The store was in the center of the village, nearly opposite the principal church—there were two—and here it was that the townspeople gathered to hear and discuss the news.

Silas Tripp had one assistant, a stout, pleasant-looking boy of fifteen, who looked attractive, despite his well-worn suit. Chester Rand was the son of a widow, who lived in a tiny cottage about fifty rods west of the Presbyterian church, of which, by the way, Silas Tripp was senior deacon, for he was a leader in religious as well as secular affairs.

Chester's father had died of pneumonia about four years before the story commences, leaving his widow the cottage and about two hundred and fifty dollars. This sum little by little had melted, and a month previous the last dollar had been spent for the winter's supply of coal.

Mrs. Rand had earned a small income by plain sewing and binding shoes for a shoe shop in the village, but to her dismay the announcement had just been made that the shop would close through the winter on account of the increased price of leather and overproduction during the year.

"What shall we do, Chester?" she asked, in alarm, when the news came. "We can't live on your salary, and I get very little sewing to do."

"No, mother," said Chester, his own face reflecting her anxiety; "we can't live on three dollars a week."

"I have been earning two dollars by binding shoes," said Mrs. Rand. "It has been hard enough to live on five dollars a week, but I don't know how we can manage on three."

"I'll tell you what I'll do, mother.
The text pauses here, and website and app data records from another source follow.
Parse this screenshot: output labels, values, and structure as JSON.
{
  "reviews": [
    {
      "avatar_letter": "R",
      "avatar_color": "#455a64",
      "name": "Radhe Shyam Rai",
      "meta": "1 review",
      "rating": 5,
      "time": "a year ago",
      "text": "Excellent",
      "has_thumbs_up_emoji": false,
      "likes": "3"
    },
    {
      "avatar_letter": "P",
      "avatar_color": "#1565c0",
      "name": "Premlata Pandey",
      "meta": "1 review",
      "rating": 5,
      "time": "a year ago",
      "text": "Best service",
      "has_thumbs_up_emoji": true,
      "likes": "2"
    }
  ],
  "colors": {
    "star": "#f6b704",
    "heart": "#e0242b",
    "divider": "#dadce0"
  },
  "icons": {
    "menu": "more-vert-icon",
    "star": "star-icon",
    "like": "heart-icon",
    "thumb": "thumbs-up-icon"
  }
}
I'll ask Mr. Tripp to raise my pay to four dollars a week."

"But will he do it? He is a very close man, and always pleading poverty."
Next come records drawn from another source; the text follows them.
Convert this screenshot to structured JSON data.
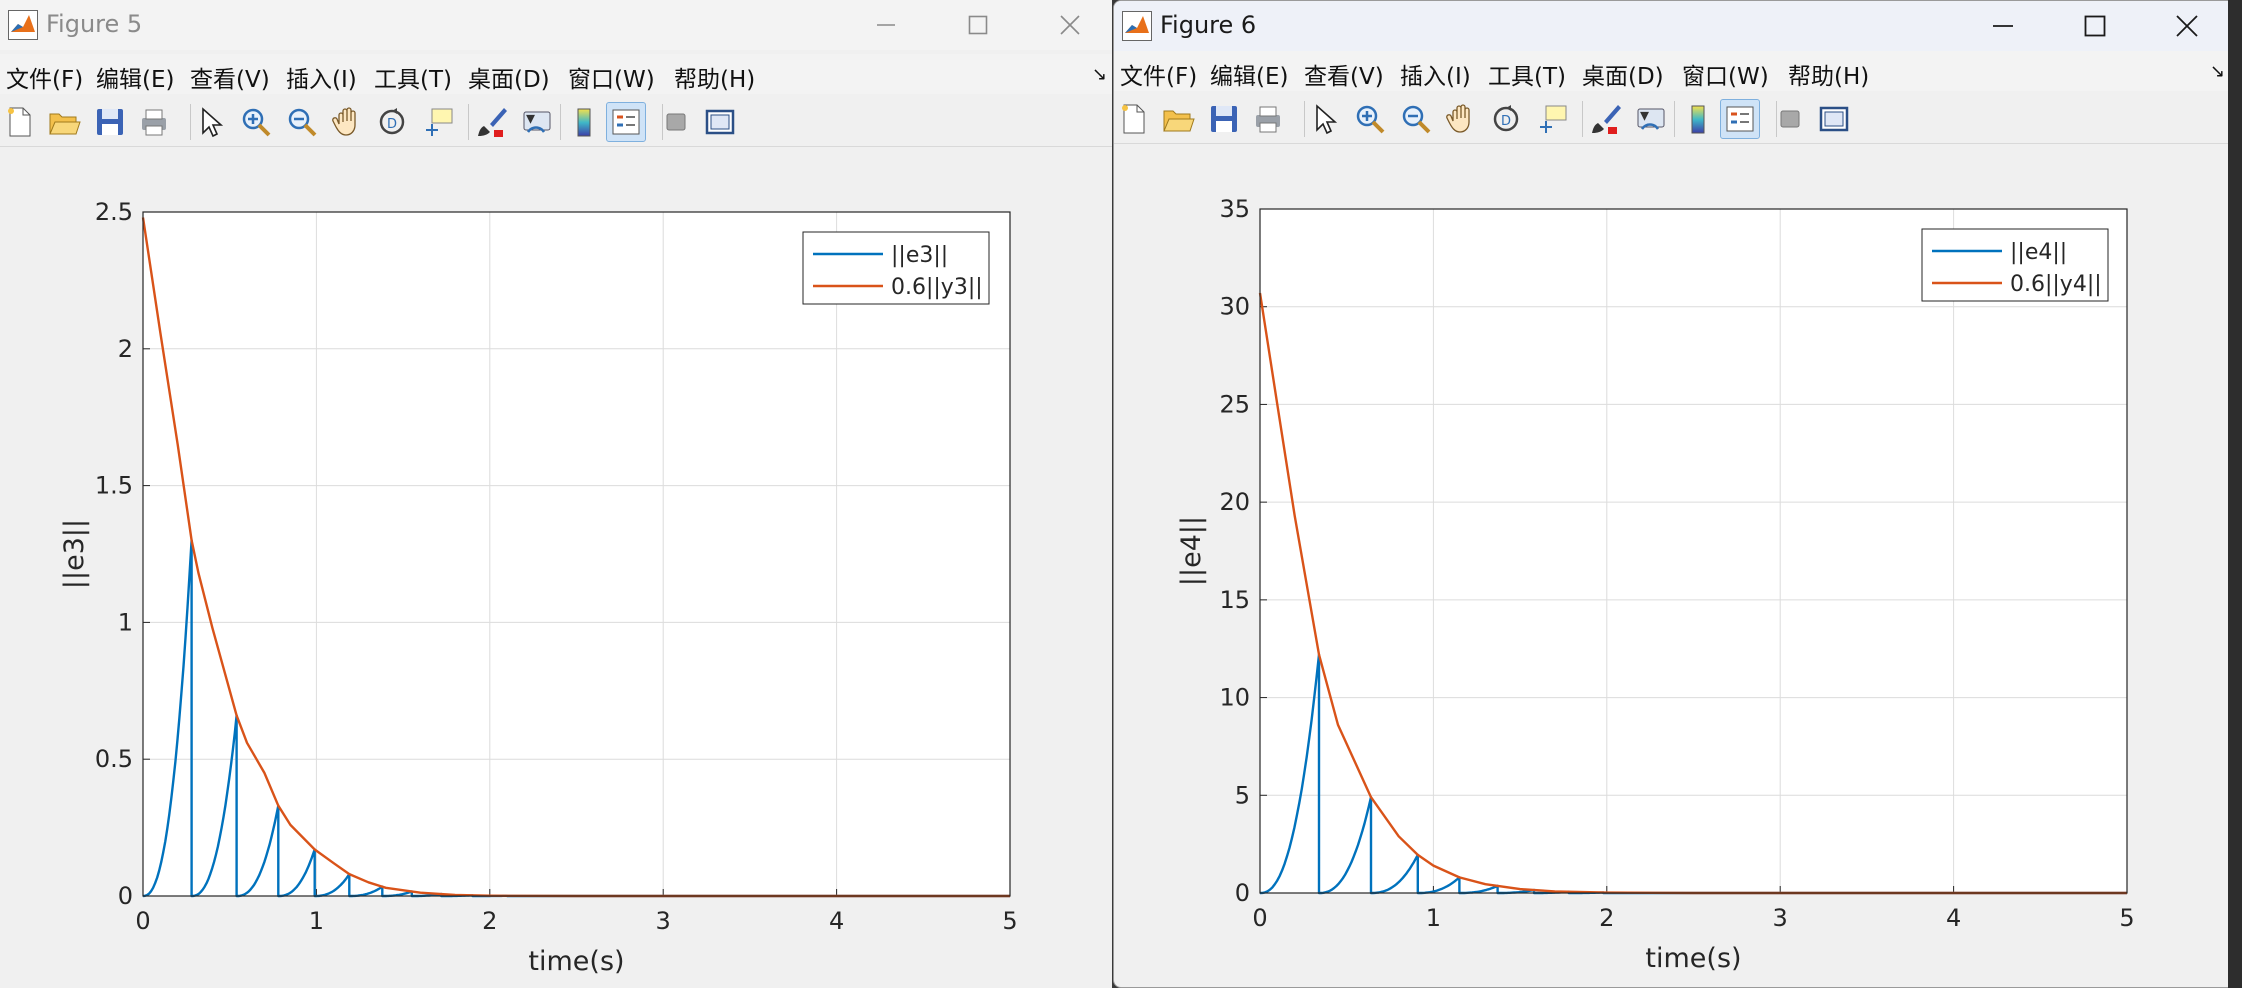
{
  "menu": [
    "文件(F)",
    "编辑(E)",
    "查看(V)",
    "插入(I)",
    "工具(T)",
    "桌面(D)",
    "窗口(W)",
    "帮助(H)"
  ],
  "menu_more": "↘",
  "toolbar_icons": [
    "new-file-icon",
    "open-folder-icon",
    "save-icon",
    "print-icon",
    "select-arrow-icon",
    "zoom-in-icon",
    "zoom-out-icon",
    "pan-hand-icon",
    "rotate-3d-icon",
    "data-cursor-icon",
    "brush-icon",
    "link-plot-icon",
    "colorbar-icon",
    "legend-icon",
    "hide-tools-icon",
    "dock-icon"
  ],
  "colors": {
    "series1": "#0072BD",
    "series2": "#D95319",
    "grid": "#dcdcdc",
    "axes_bg": "#ffffff"
  },
  "fig5": {
    "title": "Figure 5",
    "chart_data": {
      "type": "line",
      "xlabel": "time(s)",
      "ylabel": "||e3||",
      "xlim": [
        0,
        5
      ],
      "ylim": [
        0,
        2.5
      ],
      "xticks": [
        "0",
        "1",
        "2",
        "3",
        "4",
        "5"
      ],
      "yticks": [
        "0",
        "0.5",
        "1",
        "1.5",
        "2",
        "2.5"
      ],
      "grid": true,
      "legend_position": "top-right",
      "series": [
        {
          "name": "||e3||",
          "events": [
            0,
            0.28,
            0.54,
            0.78,
            0.99,
            1.19,
            1.38,
            1.55,
            1.72,
            1.9
          ]
        },
        {
          "name": "0.6||y3||",
          "points": [
            [
              0,
              2.48
            ],
            [
              0.1,
              2.06
            ],
            [
              0.2,
              1.65
            ],
            [
              0.28,
              1.3
            ],
            [
              0.32,
              1.18
            ],
            [
              0.4,
              0.98
            ],
            [
              0.54,
              0.66
            ],
            [
              0.6,
              0.56
            ],
            [
              0.7,
              0.45
            ],
            [
              0.78,
              0.33
            ],
            [
              0.85,
              0.26
            ],
            [
              0.99,
              0.17
            ],
            [
              1.1,
              0.12
            ],
            [
              1.19,
              0.08
            ],
            [
              1.3,
              0.05
            ],
            [
              1.4,
              0.03
            ],
            [
              1.6,
              0.012
            ],
            [
              1.8,
              0.004
            ],
            [
              2.0,
              0.001
            ],
            [
              2.5,
              0
            ],
            [
              5,
              0
            ]
          ]
        }
      ]
    }
  },
  "fig6": {
    "title": "Figure 6",
    "chart_data": {
      "type": "line",
      "xlabel": "time(s)",
      "ylabel": "||e4||",
      "xlim": [
        0,
        5
      ],
      "ylim": [
        0,
        35
      ],
      "xticks": [
        "0",
        "1",
        "2",
        "3",
        "4",
        "5"
      ],
      "yticks": [
        "0",
        "5",
        "10",
        "15",
        "20",
        "25",
        "30",
        "35"
      ],
      "grid": true,
      "legend_position": "top-right",
      "series": [
        {
          "name": "||e4||",
          "events": [
            0,
            0.34,
            0.64,
            0.91,
            1.15,
            1.37,
            1.58,
            1.78
          ]
        },
        {
          "name": "0.6||y4||",
          "points": [
            [
              0,
              30.7
            ],
            [
              0.1,
              25
            ],
            [
              0.2,
              19.3
            ],
            [
              0.34,
              12.2
            ],
            [
              0.45,
              8.6
            ],
            [
              0.64,
              4.9
            ],
            [
              0.8,
              2.9
            ],
            [
              0.91,
              1.95
            ],
            [
              1.0,
              1.4
            ],
            [
              1.15,
              0.8
            ],
            [
              1.3,
              0.45
            ],
            [
              1.5,
              0.2
            ],
            [
              1.7,
              0.08
            ],
            [
              2.0,
              0.02
            ],
            [
              2.5,
              0
            ],
            [
              5,
              0
            ]
          ]
        }
      ]
    }
  }
}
"But I happen to know that he has ten thousand dollars invested in Pennsylvania Railroad stock. I overheard him saying so to Mr. Gardner."

"Ten thousand dollars! It seems a fortune!" sighed Mrs. Rand. "Why do some people have so much and others so little?"
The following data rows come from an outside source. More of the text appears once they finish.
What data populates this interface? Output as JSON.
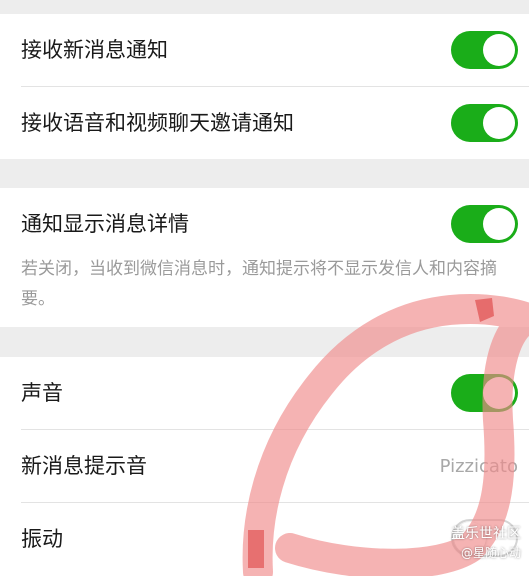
{
  "group1": {
    "receive_new_message_label": "接收新消息通知",
    "receive_new_message_on": true,
    "voice_video_invite_label": "接收语音和视频聊天邀请通知",
    "voice_video_invite_on": true
  },
  "group2": {
    "show_details_label": "通知显示消息详情",
    "show_details_on": true,
    "show_details_desc": "若关闭，当收到微信消息时，通知提示将不显示发信人和内容摘要。"
  },
  "group3": {
    "sound_label": "声音",
    "sound_on": true,
    "ringtone_label": "新消息提示音",
    "ringtone_value": "Pizzicato",
    "vibrate_label": "振动",
    "vibrate_on": false
  },
  "watermark": {
    "line1": "盖乐世社区",
    "line2": "@星随心动"
  },
  "colors": {
    "toggle_on": "#1aad19",
    "background": "#ededed",
    "annotation": "#f08b8b"
  }
}
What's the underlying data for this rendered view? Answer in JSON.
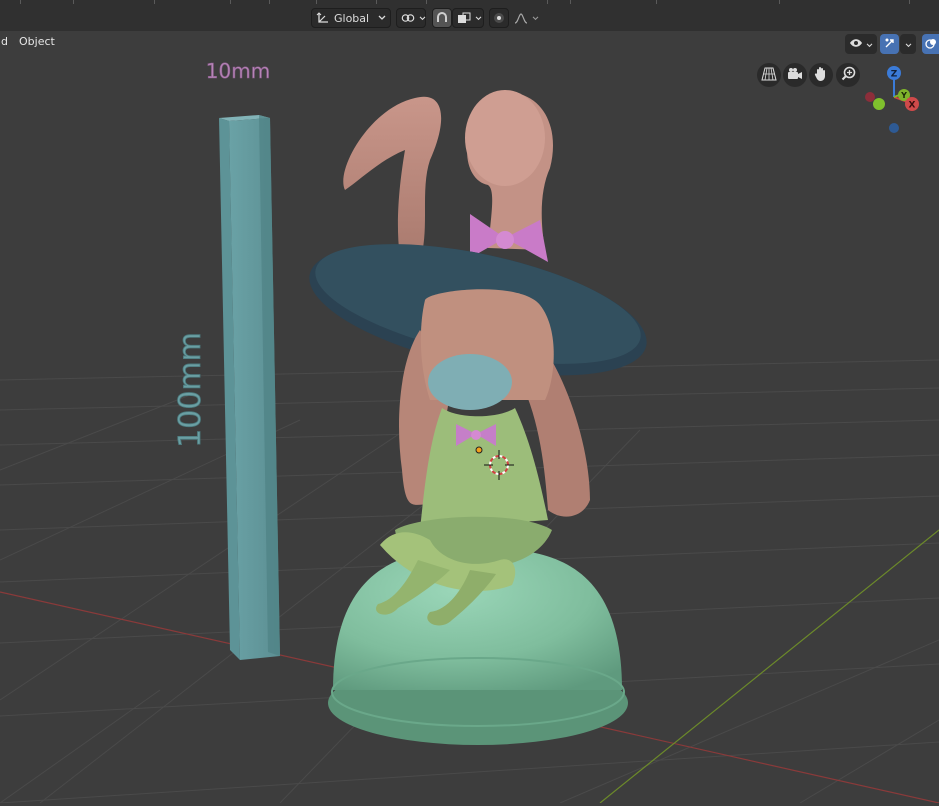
{
  "header": {
    "transform_orientation": "Global"
  },
  "menu": {
    "partial_item": "d",
    "object_label": "Object"
  },
  "scene": {
    "ruler_width_label": "10mm",
    "ruler_height_label": "100mm"
  },
  "gizmo": {
    "z_label": "Z",
    "y_label": "Y",
    "x_label": "X"
  },
  "icons": {
    "orientation": "transform-orientation-icon",
    "pivot": "pivot-point-icon",
    "snap": "snap-icon",
    "proportional": "proportional-editing-icon",
    "visibility": "visibility-icon",
    "gizmo_toggle": "gizmo-toggle-icon",
    "overlay": "overlay-icon",
    "perspective": "grid-perspective-icon",
    "camera": "camera-icon",
    "hand": "hand-pan-icon",
    "zoom": "zoom-icon"
  },
  "colors": {
    "axis_red": "#8a3a3a",
    "axis_green": "#6c8a2a",
    "ruler": "#6a9fa3",
    "hair": "#c08a7c",
    "hat": "#2c4352",
    "dress": "#9fc07c",
    "dome": "#8ccaaa",
    "bow": "#d48ad2",
    "text_purple": "#b685b7"
  }
}
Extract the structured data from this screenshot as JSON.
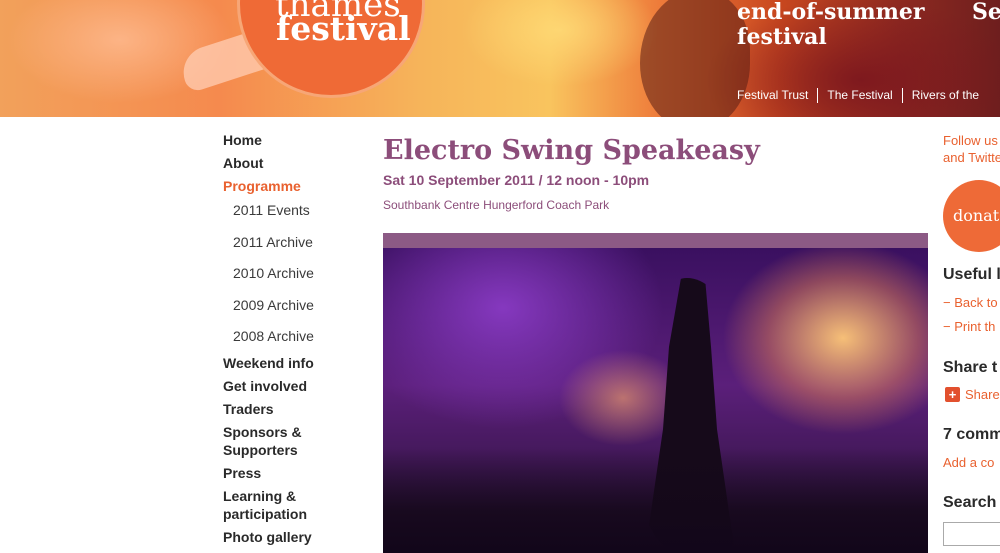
{
  "header": {
    "logo_top": "thames",
    "logo": "festival",
    "tagline_line1": "end-of-summer",
    "tagline_line2": "festival",
    "tagline_extra": "Se",
    "nav": [
      "Festival Trust",
      "The Festival",
      "Rivers of the"
    ]
  },
  "sidebar": {
    "items_top": [
      {
        "label": "Home",
        "active": false
      },
      {
        "label": "About",
        "active": false
      },
      {
        "label": "Programme",
        "active": true
      }
    ],
    "sub_items": [
      "2011 Events",
      "2011 Archive",
      "2010 Archive",
      "2009 Archive",
      "2008 Archive"
    ],
    "items_bottom": [
      {
        "label": "Weekend info"
      },
      {
        "label": "Get involved"
      },
      {
        "label": "Traders"
      },
      {
        "label": "Sponsors & Supporters"
      },
      {
        "label": "Press"
      },
      {
        "label": "Learning & participation"
      },
      {
        "label": "Photo gallery"
      }
    ]
  },
  "event": {
    "title": "Electro Swing Speakeasy",
    "date": "Sat 10 September 2011 / 12 noon - 10pm",
    "venue": "Southbank Centre Hungerford Coach Park"
  },
  "right": {
    "follow_line1": "Follow us",
    "follow_line2": "and Twitte",
    "donate": "donat",
    "useful_heading": "Useful l",
    "useful_links": [
      "− Back to",
      "− Print th"
    ],
    "share_heading": "Share t",
    "share_label": "Share",
    "comments_heading": "7 comm",
    "add_comment": "Add a co",
    "search_heading": "Search"
  },
  "colors": {
    "accent_orange": "#e9612f",
    "title_purple": "#8c4d7a",
    "photo_frame": "#8c5a85"
  }
}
"It beats me, mother. But I don't think either of us would exchange places with Silas Tripp with all his money. By the way, mother, Mr. Tripp is a widower. Why don't you set your cap for him?"

Mrs. Rand smiled, as her imagination conjured up the weazened and wrinkled face of the village storekeeper, with his gray hair standing up straight on his head like a natural pompadour.

"If you want Mr. Tripp for a stepfather," she said, "I will see what I can do to ingratiate myself with him."

"No, a thousand times no!" replied Chester, with a shudder. "I'd rather live on one meal a day than have you marry him."

"I agree with you, Chester. We will live for each other, and hope for something to turn up."

"I hope the first thing to turn up will be an increase of salary. To-morrow is New Year's Day, and it will be a good time to ask."

Accordingly, that evening, just as the store was about to close, Chester gathered up courage and said: "Mr....